Microsoft is rolling out its Azure OpenAI service this week, allowing businesses to integrate tools like DALL-E into their own cloud apps. Microsoft has been testing this Azure service for just over a year, and it will soon include access to ChatGPT, the conversational AI that made headlines last year.
The Azure OpenAI service features a number of AI models made by OpenAI including GPT-3.5, Codex, and DALL-E, so businesses and developers can utilize these systems in their own apps and workloads. Microsoft essentially packages up GPT-3.5 with the scaling you’d expect from Azure and management and data handling additions. Developers could use Azure OpenAI to build apps that leverage AI for support tickets or for content matching to improve search results in online stores. Such models are already being used widely as tools to summarize documents and analyze text.
Microsoft uses its own Azure OpenAI service to power GitHub Copilot, the $10 per month service that helps suggest lines of code to developers inside their code editor. Power BI also uses GPT-3 natural language models to generate formulae and expressions, and the upcoming Microsoft Designer app uses DALL-E 2 to generate art from text prompts.

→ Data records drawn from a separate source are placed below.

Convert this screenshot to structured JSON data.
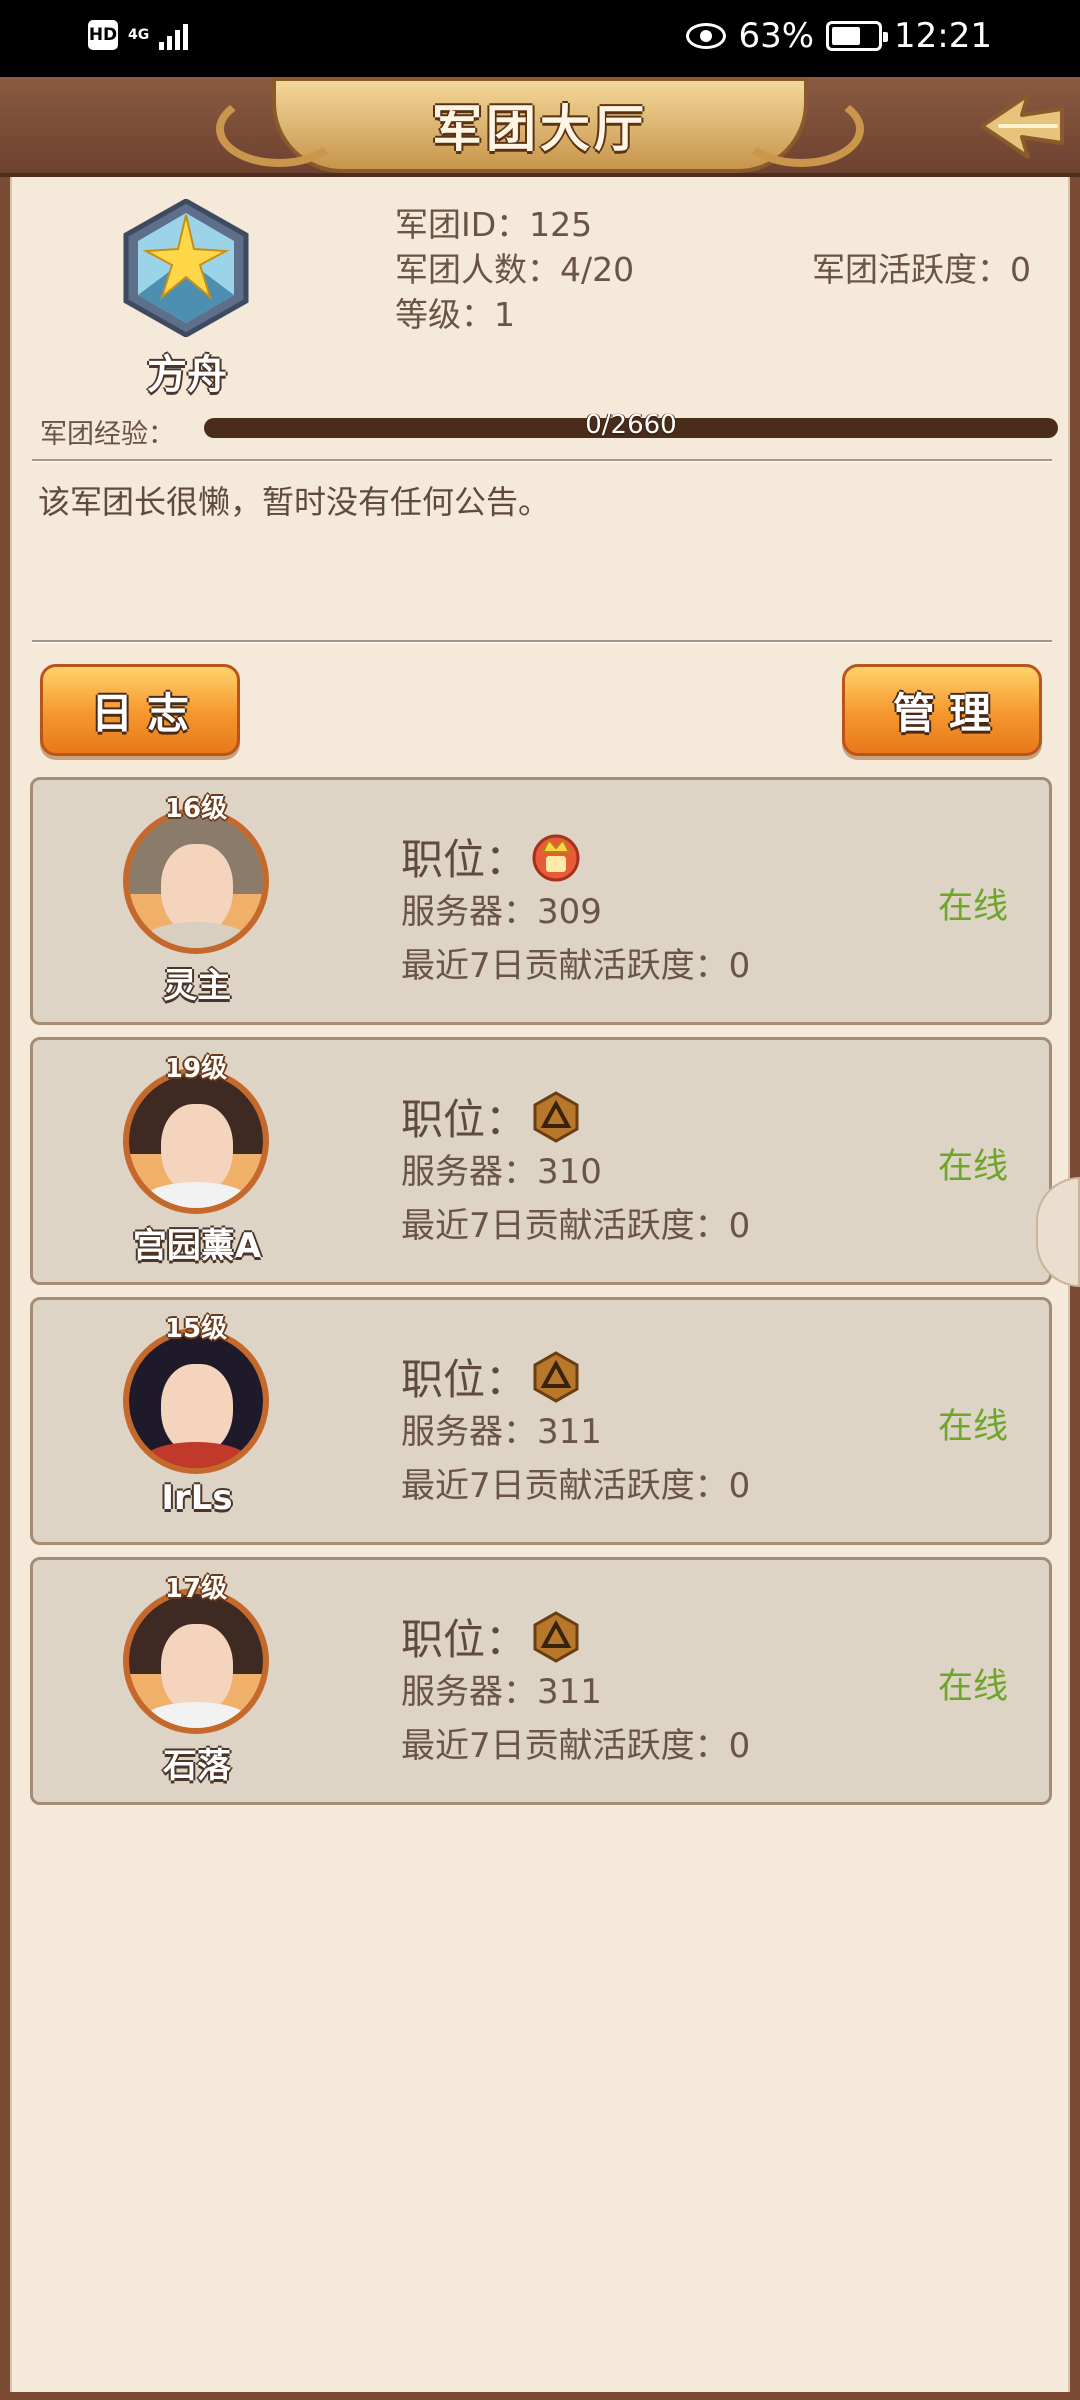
{
  "status_bar": {
    "hd": "HD",
    "network": "4G",
    "battery": "63%",
    "time": "12:21"
  },
  "header": {
    "title": "军团大厅"
  },
  "guild": {
    "name": "方舟",
    "id_text": "军团ID：125",
    "count_text": "军团人数：4/20",
    "level_text": "等级：1",
    "activity_text": "军团活跃度：0",
    "exp_label": "军团经验：",
    "exp_text": "0/2660",
    "exp_current": 0,
    "exp_max": 2660,
    "notice": "该军团长很懒，暂时没有任何公告。"
  },
  "buttons": {
    "log": "日志",
    "manage": "管理"
  },
  "members": [
    {
      "level": "16级",
      "name": "灵主",
      "position_label": "职位：",
      "rank_icon": "leader-badge-icon",
      "server": "服务器：309",
      "contribution": "最近7日贡献活跃度：0",
      "status": "在线"
    },
    {
      "level": "19级",
      "name": "宫园薰A",
      "position_label": "职位：",
      "rank_icon": "member-badge-icon",
      "server": "服务器：310",
      "contribution": "最近7日贡献活跃度：0",
      "status": "在线"
    },
    {
      "level": "15级",
      "name": "IrLs",
      "position_label": "职位：",
      "rank_icon": "member-badge-icon",
      "server": "服务器：311",
      "contribution": "最近7日贡献活跃度：0",
      "status": "在线"
    },
    {
      "level": "17级",
      "name": "石落",
      "position_label": "职位：",
      "rank_icon": "member-badge-icon",
      "server": "服务器：311",
      "contribution": "最近7日贡献活跃度：0",
      "status": "在线"
    }
  ],
  "colors": {
    "panel_bg": "#f5e9da",
    "frame": "#7a4a35",
    "online": "#6ea52b",
    "button": "#f6962e"
  }
}
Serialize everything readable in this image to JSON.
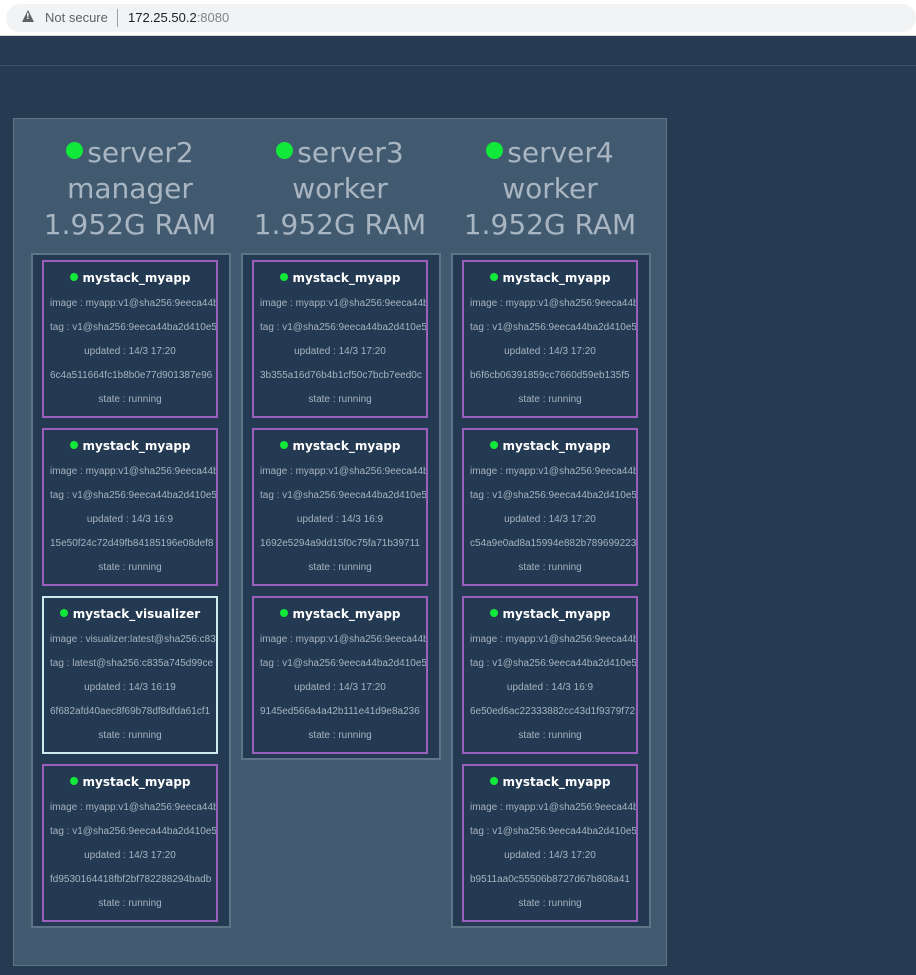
{
  "browser": {
    "security_label": "Not secure",
    "url_host": "172.25.50.2",
    "url_port": ":8080"
  },
  "nodes": [
    {
      "name": "server2",
      "role": "manager",
      "ram": "1.952G RAM",
      "tasks": [
        {
          "name": "mystack_myapp",
          "image": "image : myapp:v1@sha256:9eeca44b",
          "tag": "tag : v1@sha256:9eeca44ba2d410e5",
          "updated": "updated : 14/3 17:20",
          "id": "6c4a511664fc1b8b0e77d901387e96",
          "state": "state : running"
        },
        {
          "name": "mystack_myapp",
          "image": "image : myapp:v1@sha256:9eeca44b",
          "tag": "tag : v1@sha256:9eeca44ba2d410e5",
          "updated": "updated : 14/3 16:9",
          "id": "15e50f24c72d49fb84185196e08def8",
          "state": "state : running"
        },
        {
          "name": "mystack_visualizer",
          "image": "image : visualizer:latest@sha256:c83",
          "tag": "tag : latest@sha256:c835a745d99ce",
          "updated": "updated : 14/3 16:19",
          "id": "6f682afd40aec8f69b78df8dfda61cf1",
          "state": "state : running"
        },
        {
          "name": "mystack_myapp",
          "image": "image : myapp:v1@sha256:9eeca44b",
          "tag": "tag : v1@sha256:9eeca44ba2d410e5",
          "updated": "updated : 14/3 17:20",
          "id": "fd9530164418fbf2bf782288294badb",
          "state": "state : running"
        }
      ]
    },
    {
      "name": "server3",
      "role": "worker",
      "ram": "1.952G RAM",
      "tasks": [
        {
          "name": "mystack_myapp",
          "image": "image : myapp:v1@sha256:9eeca44b",
          "tag": "tag : v1@sha256:9eeca44ba2d410e5",
          "updated": "updated : 14/3 17:20",
          "id": "3b355a16d76b4b1cf50c7bcb7eed0c",
          "state": "state : running"
        },
        {
          "name": "mystack_myapp",
          "image": "image : myapp:v1@sha256:9eeca44b",
          "tag": "tag : v1@sha256:9eeca44ba2d410e5",
          "updated": "updated : 14/3 16:9",
          "id": "1692e5294a9dd15f0c75fa71b39711",
          "state": "state : running"
        },
        {
          "name": "mystack_myapp",
          "image": "image : myapp:v1@sha256:9eeca44b",
          "tag": "tag : v1@sha256:9eeca44ba2d410e5",
          "updated": "updated : 14/3 17:20",
          "id": "9145ed566a4a42b111e41d9e8a236",
          "state": "state : running"
        }
      ]
    },
    {
      "name": "server4",
      "role": "worker",
      "ram": "1.952G RAM",
      "tasks": [
        {
          "name": "mystack_myapp",
          "image": "image : myapp:v1@sha256:9eeca44b",
          "tag": "tag : v1@sha256:9eeca44ba2d410e5",
          "updated": "updated : 14/3 17:20",
          "id": "b6f6cb06391859cc7660d59eb135f5",
          "state": "state : running"
        },
        {
          "name": "mystack_myapp",
          "image": "image : myapp:v1@sha256:9eeca44b",
          "tag": "tag : v1@sha256:9eeca44ba2d410e5",
          "updated": "updated : 14/3 17:20",
          "id": "c54a9e0ad8a15994e882b789699223",
          "state": "state : running"
        },
        {
          "name": "mystack_myapp",
          "image": "image : myapp:v1@sha256:9eeca44b",
          "tag": "tag : v1@sha256:9eeca44ba2d410e5",
          "updated": "updated : 14/3 16:9",
          "id": "6e50ed6ac22333882cc43d1f9379f72",
          "state": "state : running"
        },
        {
          "name": "mystack_myapp",
          "image": "image : myapp:v1@sha256:9eeca44b",
          "tag": "tag : v1@sha256:9eeca44ba2d410e5",
          "updated": "updated : 14/3 17:20",
          "id": "b9511aa0c55506b8727d67b808a41",
          "state": "state : running"
        }
      ]
    }
  ],
  "colors": {
    "status_running": "#11e93a",
    "app_task_border": "#9b5fbd",
    "visualizer_task_border": "#cde9ec"
  }
}
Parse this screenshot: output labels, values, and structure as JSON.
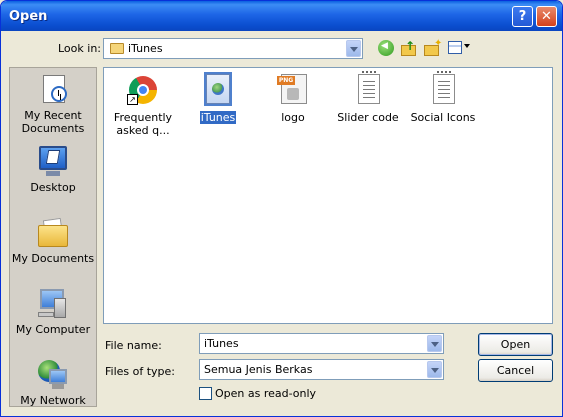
{
  "window": {
    "title": "Open",
    "help_glyph": "?",
    "close_glyph": "✕"
  },
  "look_in": {
    "label": "Look in:",
    "value": "iTunes"
  },
  "toolbar": {
    "icons": [
      "back-icon",
      "up-folder-icon",
      "new-folder-icon",
      "views-menu-icon"
    ]
  },
  "places": [
    {
      "label": "My Recent Documents",
      "icon": "recent-documents-icon"
    },
    {
      "label": "Desktop",
      "icon": "desktop-icon"
    },
    {
      "label": "My Documents",
      "icon": "my-documents-icon"
    },
    {
      "label": "My Computer",
      "icon": "my-computer-icon"
    },
    {
      "label": "My Network Places",
      "icon": "network-places-icon"
    }
  ],
  "files": [
    {
      "label": "Frequently asked q...",
      "icon": "chrome-shortcut-icon",
      "selected": false
    },
    {
      "label": "iTunes",
      "icon": "web-link-icon",
      "selected": true
    },
    {
      "label": "logo",
      "icon": "png-image-icon",
      "selected": false
    },
    {
      "label": "Slider code",
      "icon": "text-document-icon",
      "selected": false
    },
    {
      "label": "Social Icons",
      "icon": "text-document-icon",
      "selected": false
    }
  ],
  "file_name": {
    "label": "File name:",
    "value": "iTunes"
  },
  "files_of_type": {
    "label": "Files of type:",
    "value": "Semua Jenis Berkas"
  },
  "read_only": {
    "label": "Open as read-only",
    "checked": false
  },
  "buttons": {
    "open": "Open",
    "cancel": "Cancel"
  }
}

The launch of Azure OpenAI comes just days after rumors of Microsoft looking to integrate ChatGPT and other OpenAI language AI models even further into its products and services. Microsoft is rumored to be preparing to challenge Google with ChatGPT integration into Bing search results, and the company is reportedly looking at integrating some language AI technology into its Word, PowerPoint, and Outlook apps.
Speaking at the World Economic Forum on Tuesday, Microsoft CEO Satya Nadella was bullish on OpenAI integration. “Every product of Microsoft will have some of the same AI capabilities to completely transform the product,” said Nadella, at a Wall Street Journal panel. Tools like ChatGPT, Nadella argues, are needed to boost productivity. “We need something that truly changes the productivity curve so we can have real economic growth,” said Nadella.
Microsoft purchased an exclusive license to the underlying technology behind GPT-3 in 2020 after investing $1 billion into OpenAI in 2019. It has built a deep relationship with OpenAI ever since, including plans to add an AI text-to-image model to Bing powered by OpenAI’s DALL-E 2. Microsoft is now reportedly eyeing a $10 billion bet on OpenAI that would see the software giant get 75 percent of profits and a 49 stake in OpenAI.